:: TASK DETAILS ::
Although the entries contain pictures, return everything else in them verbatim and omit the pictures.

:: RECORDS FOR PROCESSING ::
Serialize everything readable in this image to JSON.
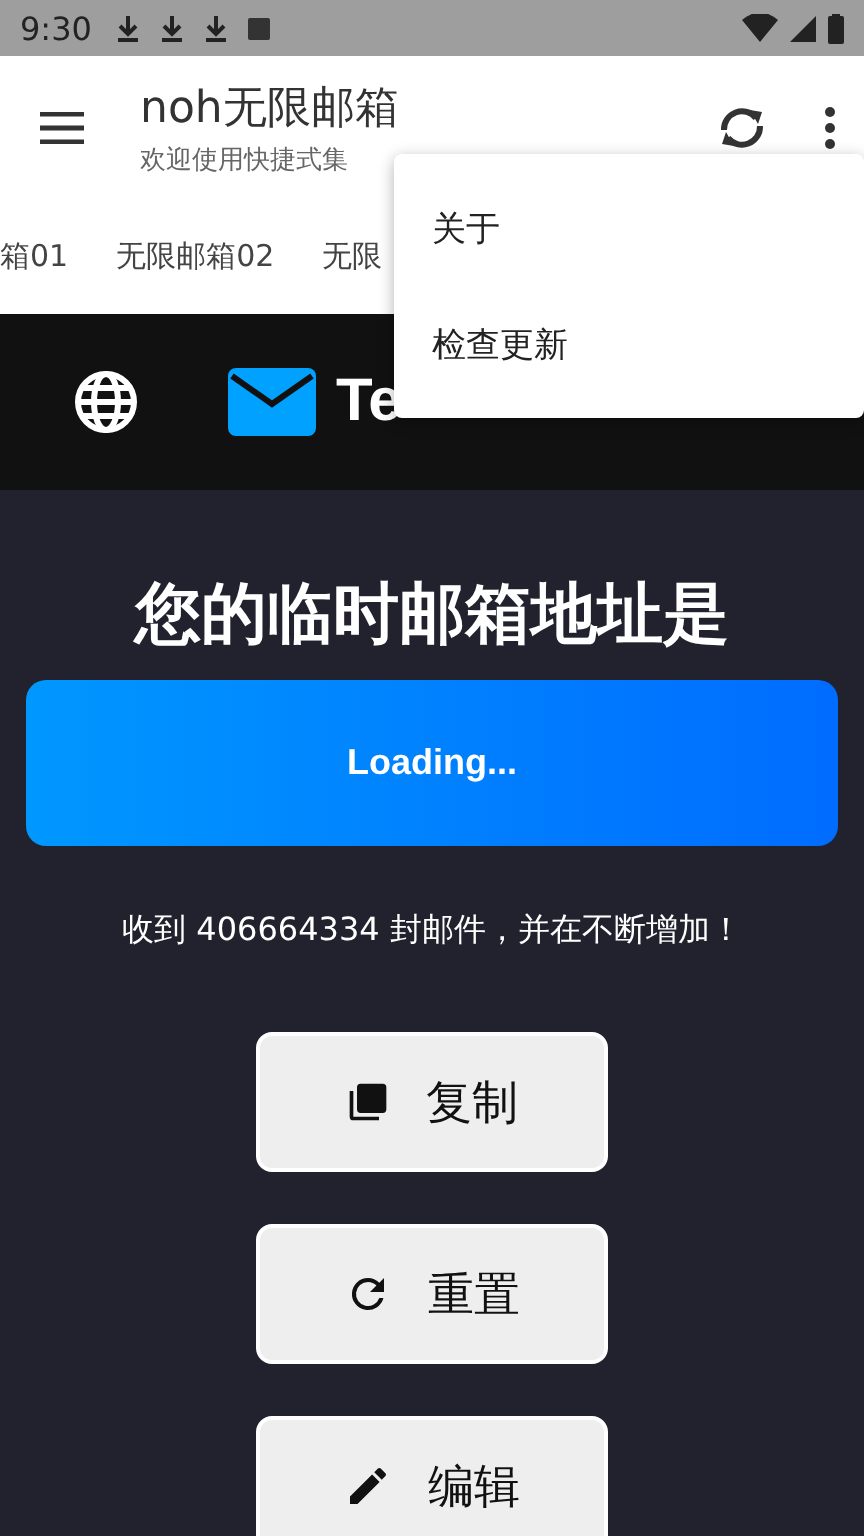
{
  "status_bar": {
    "time": "9:30"
  },
  "app_bar": {
    "title": "noh无限邮箱",
    "subtitle": "欢迎使用快捷式集"
  },
  "tabs": [
    {
      "label": "箱01",
      "selected": false
    },
    {
      "label": "无限邮箱02",
      "selected": false
    },
    {
      "label": "无限",
      "selected": false
    }
  ],
  "site_header": {
    "logo_text": "Te"
  },
  "content": {
    "heading": "您的临时邮箱地址是",
    "address": "Loading...",
    "stats": "收到 406664334 封邮件，并在不断增加！",
    "buttons": [
      {
        "kind": "copy",
        "label": "复制"
      },
      {
        "kind": "reset",
        "label": "重置"
      },
      {
        "kind": "edit",
        "label": "编辑"
      }
    ]
  },
  "menu": {
    "items": [
      "关于",
      "检查更新"
    ]
  }
}
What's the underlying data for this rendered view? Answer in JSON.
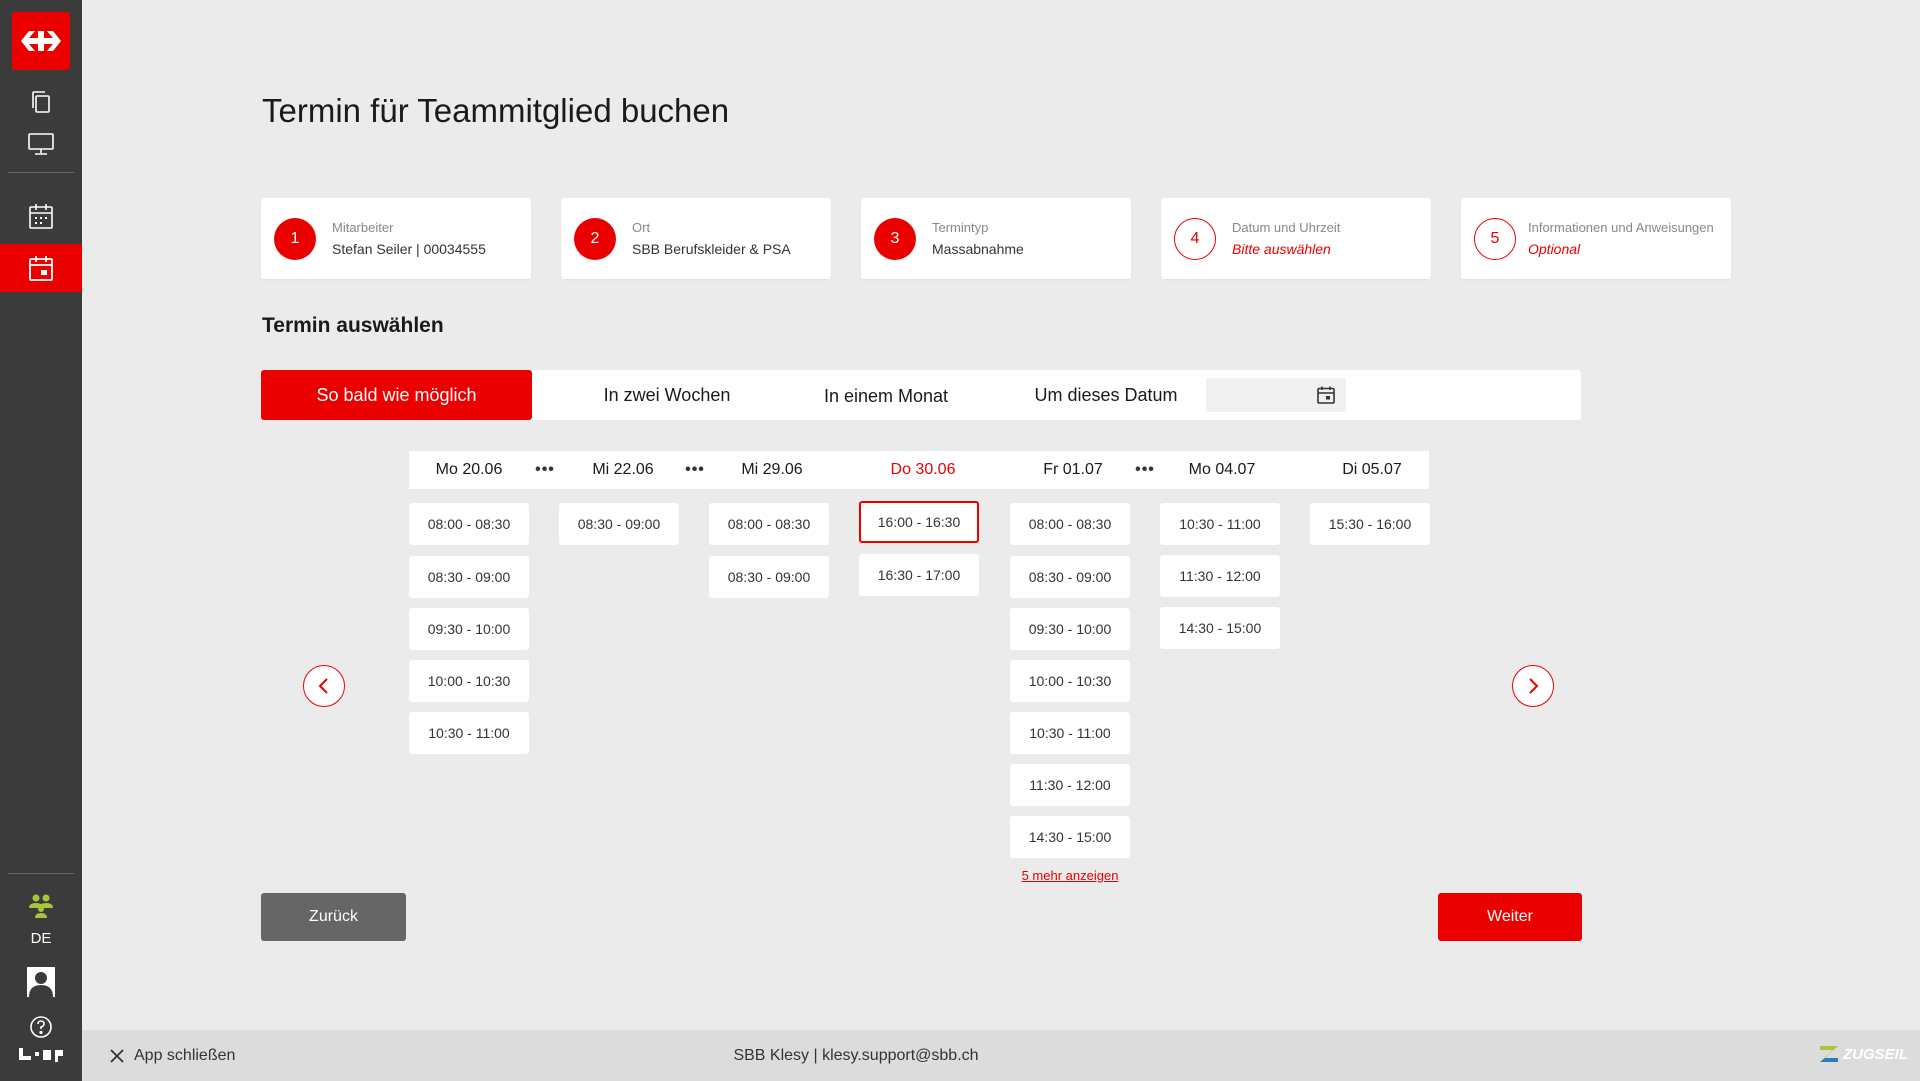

:: ANSWER SPACE ::
Serialize everything readable in this image to JSON.
{
  "status_bar": {
    "time": "9:30"
  },
  "app_bar": {
    "title": "noh无限邮箱",
    "subtitle": "欢迎使用快捷式集"
  },
  "tabs": [
    {
      "label": "箱01",
      "selected": false
    },
    {
      "label": "无限邮箱02",
      "selected": false
    },
    {
      "label": "无限",
      "selected": false
    }
  ],
  "site_header": {
    "logo_text": "Te"
  },
  "content": {
    "heading": "您的临时邮箱地址是",
    "address": "Loading...",
    "stats": "收到 406664334 封邮件，并在不断增加！",
    "buttons": [
      {
        "kind": "copy",
        "label": "复制"
      },
      {
        "kind": "reset",
        "label": "重置"
      },
      {
        "kind": "edit",
        "label": "编辑"
      }
    ]
  },
  "menu": {
    "items": [
      "关于",
      "检查更新"
    ]
  }
}
What's the underlying data for this rendered view? Answer in JSON.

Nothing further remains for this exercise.